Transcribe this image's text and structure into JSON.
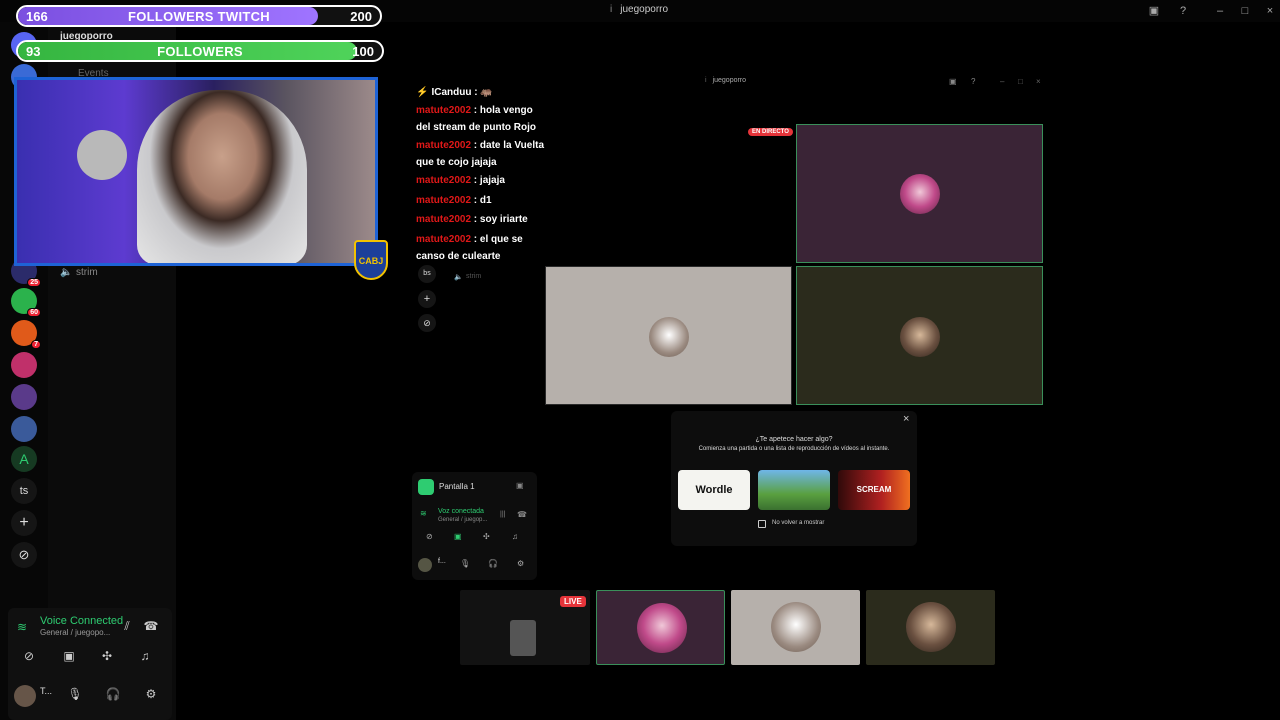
{
  "titlebar": {
    "title": "juegoporro",
    "info_icon": "info-icon"
  },
  "followers_twitch": {
    "current": "166",
    "label": "FOLLOWERS TWITCH",
    "goal": "200",
    "progress": 0.83,
    "color": "#8a5cf6"
  },
  "followers": {
    "current": "93",
    "label": "FOLLOWERS",
    "goal": "100",
    "progress": 0.93,
    "color": "#3cc84b"
  },
  "server_rail": {
    "badges": [
      "25",
      "60",
      "7"
    ],
    "text_servers": [
      "ts"
    ]
  },
  "channels": {
    "server_name": "juegoporro",
    "events_label": "Events",
    "voice_channel": "strim"
  },
  "crest_text": "CABJ",
  "chat": {
    "lines": [
      {
        "user": "ICanduu",
        "msg": " : 🦛"
      },
      {
        "user": "matute2002",
        "msg": " : hola vengo del stream de punto Rojo"
      },
      {
        "user": "matute2002",
        "msg": " : date la Vuelta que te cojo jajaja"
      },
      {
        "user": "matute2002",
        "msg": " : jajaja"
      },
      {
        "user": "matute2002",
        "msg": " : d1"
      },
      {
        "user": "matute2002",
        "msg": " : soy iriarte"
      },
      {
        "user": "matute2002",
        "msg": " : el que se canso de culearte"
      }
    ]
  },
  "inner_discord": {
    "title": "juegoporro",
    "live_label": "EN DIRECTO",
    "voice_channel": "strim",
    "server_text": "bs"
  },
  "activity_popup": {
    "question": "¿Te apetece hacer algo?",
    "description": "Comienza una partida o una lista de reproducción de vídeos al instante.",
    "cards": [
      "Wordle",
      "",
      "SCREAM"
    ],
    "dont_show": "No volver a mostrar"
  },
  "share_panel": {
    "screen": "Pantalla 1",
    "status": "Voz conectada",
    "location": "General / juegop...",
    "user": "f..."
  },
  "left_voice": {
    "status": "Voice Connected",
    "location": "General / juegopo...",
    "user": "T..."
  },
  "bottom_strip": {
    "live_label": "LIVE"
  },
  "colors": {
    "accent_green": "#2ecc71",
    "live_red": "#e5343a",
    "tile_border": "#3a8f5a"
  }
}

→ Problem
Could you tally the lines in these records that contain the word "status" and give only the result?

→ Output
2